Task to complete:
Collect every line of the records below that contains the word "sobre".

Page and application data records:
════════

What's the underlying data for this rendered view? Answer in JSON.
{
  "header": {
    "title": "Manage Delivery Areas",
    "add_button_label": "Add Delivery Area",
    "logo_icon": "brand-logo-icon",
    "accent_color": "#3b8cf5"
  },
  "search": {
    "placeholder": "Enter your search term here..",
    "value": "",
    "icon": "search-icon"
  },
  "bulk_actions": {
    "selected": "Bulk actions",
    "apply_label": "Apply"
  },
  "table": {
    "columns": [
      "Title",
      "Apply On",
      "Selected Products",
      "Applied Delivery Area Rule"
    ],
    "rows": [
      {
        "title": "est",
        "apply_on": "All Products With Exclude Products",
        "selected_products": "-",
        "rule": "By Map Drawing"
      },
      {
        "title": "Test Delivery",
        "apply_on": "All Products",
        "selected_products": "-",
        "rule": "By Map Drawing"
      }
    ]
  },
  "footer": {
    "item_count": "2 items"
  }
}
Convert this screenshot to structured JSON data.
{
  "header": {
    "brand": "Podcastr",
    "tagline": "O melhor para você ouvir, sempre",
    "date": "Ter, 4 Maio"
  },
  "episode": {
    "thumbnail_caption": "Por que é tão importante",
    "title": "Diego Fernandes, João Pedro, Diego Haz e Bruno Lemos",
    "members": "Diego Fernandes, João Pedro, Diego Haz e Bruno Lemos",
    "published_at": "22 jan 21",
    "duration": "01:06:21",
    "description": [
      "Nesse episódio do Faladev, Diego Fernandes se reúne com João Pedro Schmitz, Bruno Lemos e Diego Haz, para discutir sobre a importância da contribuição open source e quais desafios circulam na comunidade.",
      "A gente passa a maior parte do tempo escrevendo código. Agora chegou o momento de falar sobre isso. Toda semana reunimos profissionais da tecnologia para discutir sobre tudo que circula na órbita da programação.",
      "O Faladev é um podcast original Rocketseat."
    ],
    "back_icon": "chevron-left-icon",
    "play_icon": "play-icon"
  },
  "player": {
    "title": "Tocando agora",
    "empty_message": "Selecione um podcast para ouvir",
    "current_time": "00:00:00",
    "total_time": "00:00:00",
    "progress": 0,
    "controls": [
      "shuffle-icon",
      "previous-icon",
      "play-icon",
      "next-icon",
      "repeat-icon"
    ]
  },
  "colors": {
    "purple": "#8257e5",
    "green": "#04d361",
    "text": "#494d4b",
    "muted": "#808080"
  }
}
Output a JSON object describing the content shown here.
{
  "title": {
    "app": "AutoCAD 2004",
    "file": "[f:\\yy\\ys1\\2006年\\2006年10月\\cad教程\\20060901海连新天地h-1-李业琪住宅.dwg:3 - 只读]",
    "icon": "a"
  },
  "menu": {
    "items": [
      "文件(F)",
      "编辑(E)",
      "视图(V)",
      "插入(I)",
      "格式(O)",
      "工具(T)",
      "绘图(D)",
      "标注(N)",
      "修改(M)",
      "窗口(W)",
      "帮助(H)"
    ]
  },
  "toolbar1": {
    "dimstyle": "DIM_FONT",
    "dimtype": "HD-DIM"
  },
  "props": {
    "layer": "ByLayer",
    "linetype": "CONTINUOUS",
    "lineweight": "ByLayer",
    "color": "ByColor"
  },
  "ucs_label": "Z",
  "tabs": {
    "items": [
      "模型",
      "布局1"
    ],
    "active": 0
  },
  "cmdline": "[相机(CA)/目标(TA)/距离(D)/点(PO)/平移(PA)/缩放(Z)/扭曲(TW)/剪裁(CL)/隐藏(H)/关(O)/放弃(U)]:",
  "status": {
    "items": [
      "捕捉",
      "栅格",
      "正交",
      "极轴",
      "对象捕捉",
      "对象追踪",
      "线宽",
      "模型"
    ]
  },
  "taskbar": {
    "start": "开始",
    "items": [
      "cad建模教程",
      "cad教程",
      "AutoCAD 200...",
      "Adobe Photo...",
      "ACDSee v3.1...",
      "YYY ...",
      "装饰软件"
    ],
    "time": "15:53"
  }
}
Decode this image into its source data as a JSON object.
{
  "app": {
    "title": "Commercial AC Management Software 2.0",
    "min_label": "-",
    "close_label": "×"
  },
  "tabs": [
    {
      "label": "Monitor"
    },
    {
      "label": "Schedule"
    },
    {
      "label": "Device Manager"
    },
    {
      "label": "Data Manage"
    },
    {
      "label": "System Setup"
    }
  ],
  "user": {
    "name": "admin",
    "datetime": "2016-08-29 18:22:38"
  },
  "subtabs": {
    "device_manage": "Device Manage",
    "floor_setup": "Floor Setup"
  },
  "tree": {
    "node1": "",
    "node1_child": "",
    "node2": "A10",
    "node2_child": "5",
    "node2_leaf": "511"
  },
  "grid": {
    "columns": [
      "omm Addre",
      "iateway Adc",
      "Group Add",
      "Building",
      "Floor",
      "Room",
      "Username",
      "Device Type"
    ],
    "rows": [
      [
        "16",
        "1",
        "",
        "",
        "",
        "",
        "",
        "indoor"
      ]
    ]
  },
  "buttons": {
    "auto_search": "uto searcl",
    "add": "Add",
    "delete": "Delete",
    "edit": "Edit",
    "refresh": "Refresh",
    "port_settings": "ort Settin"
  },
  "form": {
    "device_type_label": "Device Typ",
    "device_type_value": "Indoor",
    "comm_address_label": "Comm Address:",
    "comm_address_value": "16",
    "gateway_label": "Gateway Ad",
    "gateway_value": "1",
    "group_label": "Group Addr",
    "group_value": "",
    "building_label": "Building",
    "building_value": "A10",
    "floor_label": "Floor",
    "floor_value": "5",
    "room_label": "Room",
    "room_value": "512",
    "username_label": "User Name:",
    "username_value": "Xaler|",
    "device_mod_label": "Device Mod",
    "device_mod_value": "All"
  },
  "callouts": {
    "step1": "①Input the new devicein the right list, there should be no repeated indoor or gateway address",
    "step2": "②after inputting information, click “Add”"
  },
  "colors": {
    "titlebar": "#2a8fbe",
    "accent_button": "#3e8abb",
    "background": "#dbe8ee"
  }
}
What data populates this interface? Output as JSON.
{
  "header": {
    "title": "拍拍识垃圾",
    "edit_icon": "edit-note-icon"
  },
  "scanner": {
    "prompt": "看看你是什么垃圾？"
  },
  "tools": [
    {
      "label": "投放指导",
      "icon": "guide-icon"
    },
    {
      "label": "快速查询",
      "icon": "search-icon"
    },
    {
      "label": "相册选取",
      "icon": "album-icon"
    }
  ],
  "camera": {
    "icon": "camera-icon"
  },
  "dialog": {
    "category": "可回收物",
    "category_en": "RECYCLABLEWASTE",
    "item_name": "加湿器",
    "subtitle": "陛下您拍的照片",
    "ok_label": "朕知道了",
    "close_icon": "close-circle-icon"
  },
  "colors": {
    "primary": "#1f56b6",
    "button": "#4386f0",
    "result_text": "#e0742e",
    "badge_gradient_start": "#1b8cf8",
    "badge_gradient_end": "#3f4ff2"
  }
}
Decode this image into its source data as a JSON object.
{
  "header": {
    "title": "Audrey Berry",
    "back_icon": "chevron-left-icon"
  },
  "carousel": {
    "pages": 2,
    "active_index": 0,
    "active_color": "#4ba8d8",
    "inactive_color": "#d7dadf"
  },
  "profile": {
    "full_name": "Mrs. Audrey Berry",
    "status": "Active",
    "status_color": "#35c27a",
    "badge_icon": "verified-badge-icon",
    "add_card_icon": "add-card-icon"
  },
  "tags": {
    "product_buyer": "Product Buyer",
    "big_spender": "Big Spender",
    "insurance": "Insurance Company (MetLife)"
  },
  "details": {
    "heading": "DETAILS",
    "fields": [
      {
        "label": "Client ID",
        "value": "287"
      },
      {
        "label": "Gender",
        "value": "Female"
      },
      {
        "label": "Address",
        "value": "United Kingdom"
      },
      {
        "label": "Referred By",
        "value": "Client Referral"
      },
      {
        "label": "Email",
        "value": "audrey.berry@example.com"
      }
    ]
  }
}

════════

Task solution:
      "Nesse episódio do Faladev, Diego Fernandes se reúne com João Pedro Schmitz, Bruno Lemos e Diego Haz, para discutir sobre a importância da contribuição open source e quais desafios circulam na comunidade.",
      "A gente passa a maior parte do tempo escrevendo código. Agora chegou o momento de falar sobre isso. Toda semana reunimos profissionais da tecnologia para discutir sobre tudo que circula na órbita da programação.",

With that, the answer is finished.